Because Adam lost so much blood, he received five blood transfusions. As with every blood transfusion patient, a “type and screen” was performed on Adam’s blood before the transfusion could take place. This test checks the patient’s blood type and screens for any antibodies from prior transfusions (to make sure that the transfusion can be done safely).

This process of matching a patient’s blood type is now done using Gel Technology, which uses much less blood from the patient than the standard test tube. James Lane (of Baystate Health’s Laboratory Services Department of Pathology), is the Lead Medical Lab Technologist in Transfusion Medicine at Baystate Medical Center. He did the training of staff at Baystate Noble Hospital in this new technology.

“Red blood cells are vital for a patient such as Adam with a gastrointestinal bleed, since they carry oxygen to all organs of the body in the form of hemoglobin,” he says.

Because of advances in transfusion medicine, red blood cells can be separated from plasma before the patient is given blood, dramatically improving the patient’s chances of survival. In most cases, it takes only 60 minutes to get the blood ready for a nurse to transport it to the patient from the blood bank.

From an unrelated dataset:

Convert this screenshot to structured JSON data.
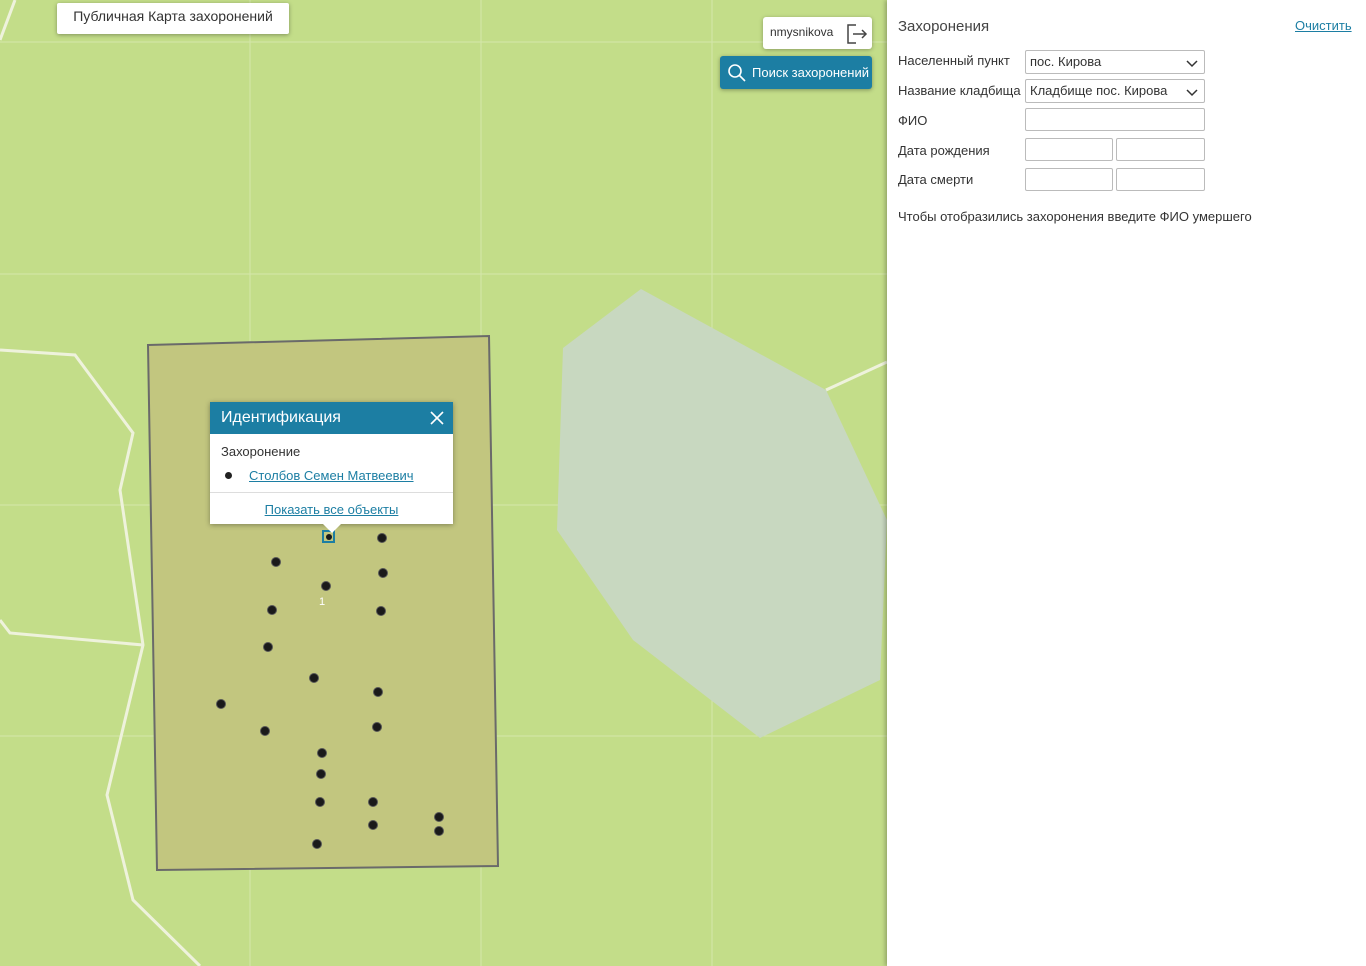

Dr. Ira Schmelkin, the Chief of Gastroenterology for the entire Baystate Health system, remembers this case well. He recalls the coordinated care provided by the medical team—from gastroenterologist to anesthesiologist to pulmonologist—in addition to the phenomenal work of the nursing staff. The blood transfusions were another key factor.
“It really highlights the quality of care that someone can get at a small community,” he says.

The smooth integration between different health practitioners at Baystate Noble that saved Adam Merriam’s life is reflected in the entire Baystate Health system. Small hospitals like Baystate Noble benefit enormously from being part of a larger health system.

“This greater system is critical,” says Dr. Schmelkin. “When we have complex cases, it’s important to have seamless integration with the folks at the larger center.”

Erin agrees. As HR director for another community hospital and outpatient center in the Baystate Health system (Wing and Mary Lane), she says, “The big message is that no matter where you go within Baystate, you’re going to get the same level of care—and that was true, because we couldn’t have asked for anything more.&rdquo


Since Adam’s recovery, Erin and Adam have slowed down quite a bit. They relax more and take the time to go on vacations. They have also reached the exciting decision to have children, something they were on the fence about before Adam’s illness. And gratitude to their dogs for helping them through Adam’s health problems led them to get more involved in animal rescue.

Erin is now a co-founder of a nonprofit in Westfield called Open Arms Rescue that specializes in providing funds for the emergency medical care of dogs. It was the memory of their dogs’ unconditional love for Adam on the night of his trip to Baystate Noble that inspired her to pursue this path.